“Over the years, NCMEC worked hand in hand with the Yavapai County Sheriff’s Office and collaborated with a variety of labs and genealogists to identify the victim and compare her to Sharon,” said Carol Schweitzer, supervisor of our FSU. “Despite many defeats, the goal to identify the victim never ceased.”

The first glimmer of hope came in 2021 when the sheriff’s office raised money through DNASolves to cover DNA testing through Othram Lab, which has had success with degraded samples. Last month, the company was able to develop a sufficient DNA profile for a comparison with Sharon’s half brother. It was a match! 

“This is a major milestone on NCMEC’s behalf, as it’s the oldest identification we’ve had,” said Ainsley Cotter, a forensic case manager who worked on the case. “Many agencies worked tirelessly to help identify this little girl despite many roadblocks. I hope this case will give optimism and faith to those who have a missing loved one.”

At a press conference on Tuesday, Yavapai sheriff’s investigators said they still hope to determine who abducted Sharon and have a few leads from her cousins who were outside playing with her when she was taken. 

Sharon’s nephew, Rey Chavez Jr., came to the press conference to thank everyone for never forgetting about his aunt. He said he was born five years after Sharon was abducted, so he never met her, but he grew up hearing about her. Chavez said he even wrote a research paper in high school about his missing aunt.

He said his family is so grateful that the community held Sharon in its heart. The family will give her a proper headstone, with her name and birthday, Sept., 6, 1955, on it, but will decide later if she should be moved or remain with the community that took such good care of her.

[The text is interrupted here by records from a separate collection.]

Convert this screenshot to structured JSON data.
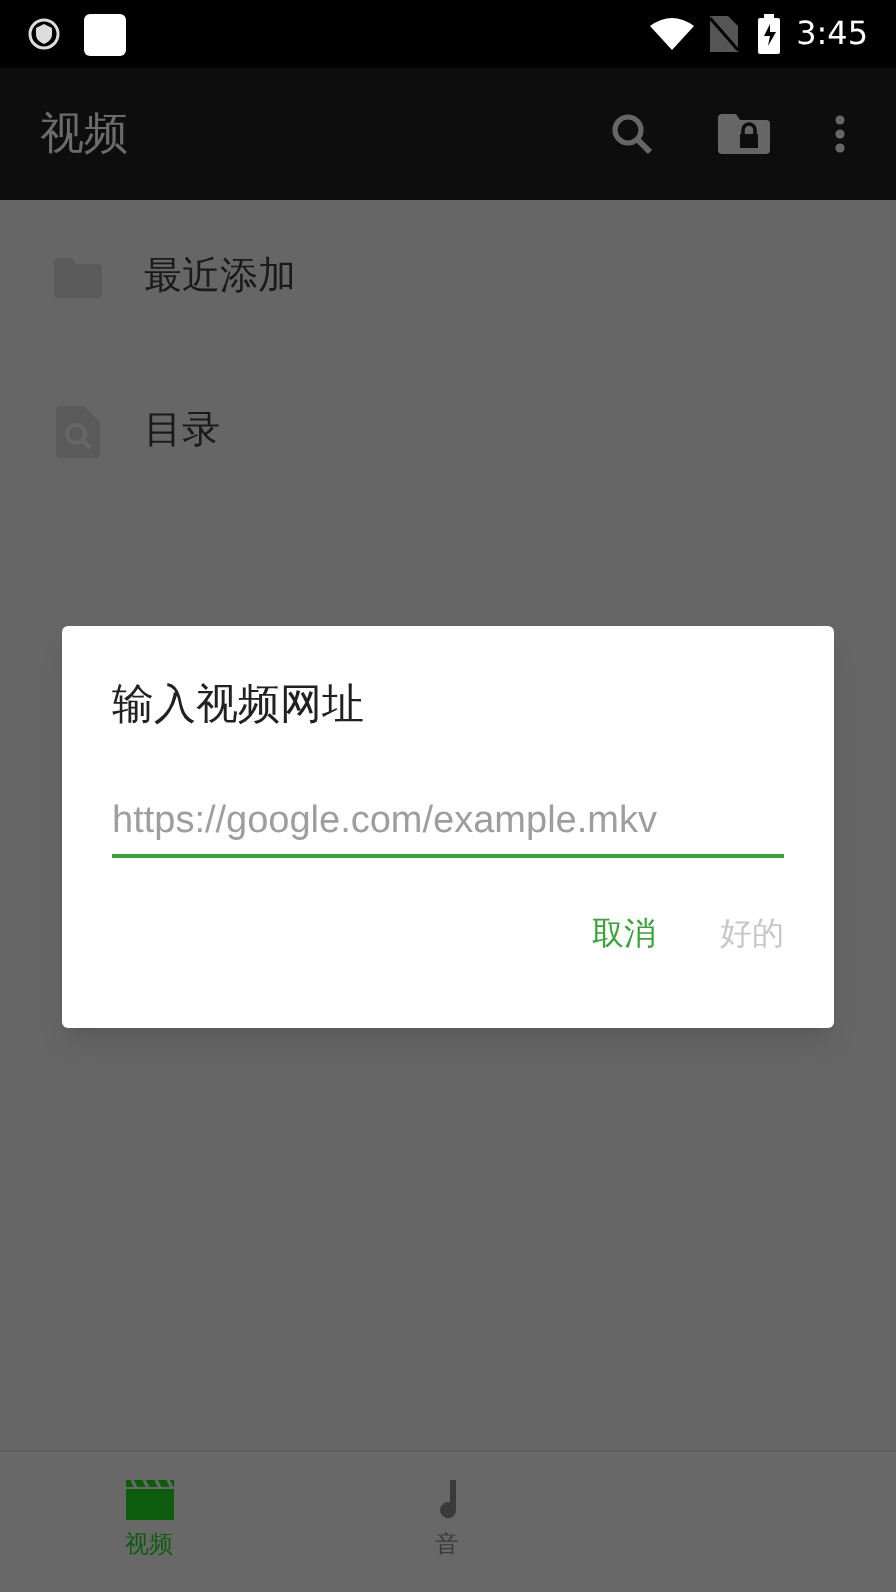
{
  "status_bar": {
    "time": "3:45"
  },
  "app_bar": {
    "title": "视频"
  },
  "list": [
    {
      "kind": "folder",
      "label": "最近添加"
    },
    {
      "kind": "browse",
      "label": "目录"
    }
  ],
  "dialog": {
    "title": "输入视频网址",
    "field": {
      "placeholder": "https://google.com/example.mkv"
    },
    "buttons": [
      {
        "label": "取消",
        "disabled": false
      },
      {
        "label": "好的",
        "disabled": true
      }
    ]
  },
  "bottom_nav": [
    {
      "kind": "video",
      "label": "视频",
      "selected": true
    },
    {
      "kind": "music",
      "label": "音",
      "selected": false
    }
  ]
}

Said Chavez: “Thank everyone for enabling our family to be at peace.”